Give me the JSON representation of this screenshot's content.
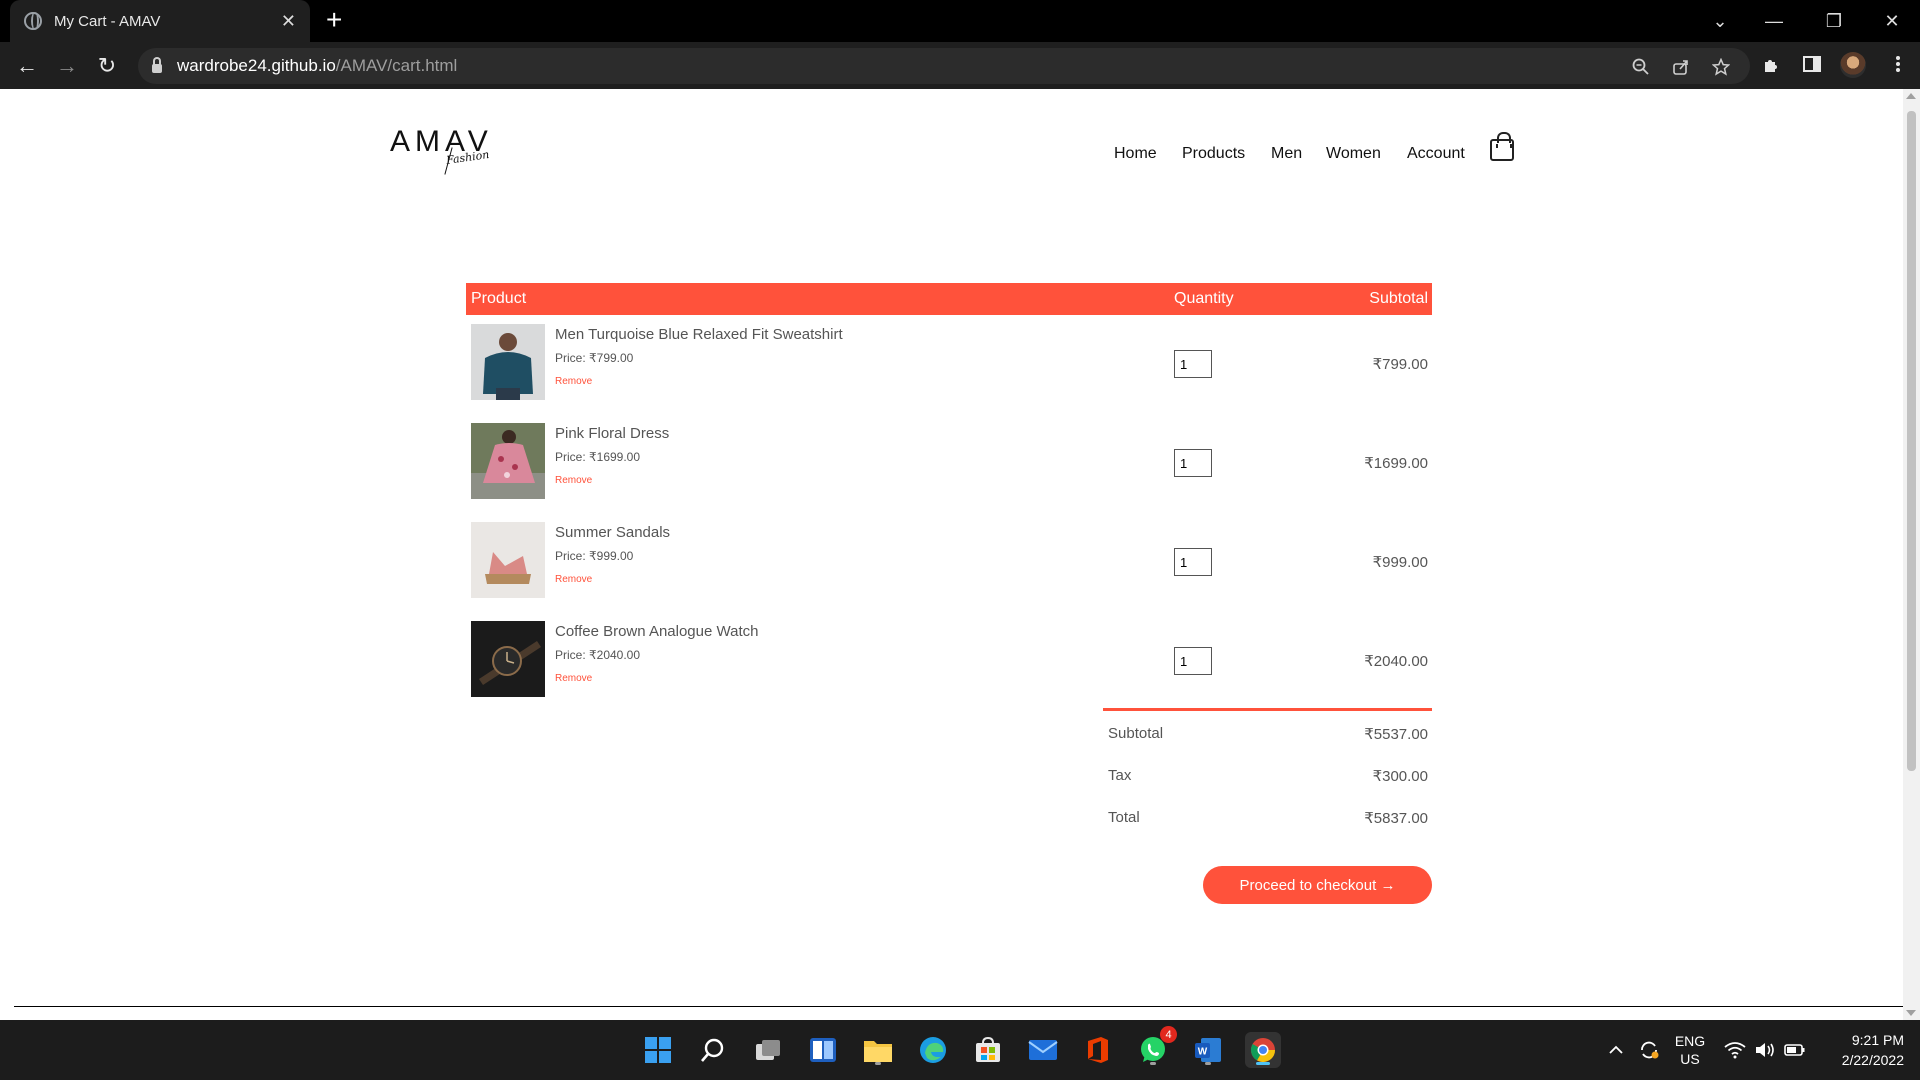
{
  "browser": {
    "tab_title": "My Cart - AMAV",
    "tab_close": "✕",
    "new_tab": "+",
    "url_host": "wardrobe24.github.io",
    "url_path": "/AMAV/cart.html",
    "window_controls": [
      "⌄",
      "—",
      "❐",
      "✕"
    ],
    "nav": {
      "back": "←",
      "forward": "→",
      "reload": "↻"
    }
  },
  "site": {
    "logo_word": "AMAV",
    "logo_script": "Fashion",
    "nav": [
      "Home",
      "Products",
      "Men",
      "Women",
      "Account"
    ]
  },
  "cart": {
    "headers": {
      "product": "Product",
      "quantity": "Quantity",
      "subtotal": "Subtotal"
    },
    "items": [
      {
        "name": "Men Turquoise Blue Relaxed Fit Sweatshirt",
        "price": "Price: ₹799.00",
        "remove": "Remove",
        "qty": "1",
        "subtotal": "₹799.00"
      },
      {
        "name": "Pink Floral Dress",
        "price": "Price: ₹1699.00",
        "remove": "Remove",
        "qty": "1",
        "subtotal": "₹1699.00"
      },
      {
        "name": "Summer Sandals",
        "price": "Price: ₹999.00",
        "remove": "Remove",
        "qty": "1",
        "subtotal": "₹999.00"
      },
      {
        "name": "Coffee Brown Analogue Watch",
        "price": "Price: ₹2040.00",
        "remove": "Remove",
        "qty": "1",
        "subtotal": "₹2040.00"
      }
    ],
    "totals": {
      "subtotal_label": "Subtotal",
      "subtotal": "₹5537.00",
      "tax_label": "Tax",
      "tax": "₹300.00",
      "total_label": "Total",
      "total": "₹5837.00"
    },
    "checkout": "Proceed to checkout →"
  },
  "taskbar": {
    "whatsapp_badge": "4",
    "lang_top": "ENG",
    "lang_bottom": "US",
    "time": "9:21 PM",
    "date": "2/22/2022"
  },
  "colors": {
    "accent": "#ff523b",
    "chrome": "#1f1f1f",
    "taskbar": "#1c1c1c"
  }
}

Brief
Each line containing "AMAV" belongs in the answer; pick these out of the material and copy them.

Response to the exercise
    "tab_title": "My Cart - AMAV",
    "url_path": "/AMAV/cart.html",
    "logo_word": "AMAV",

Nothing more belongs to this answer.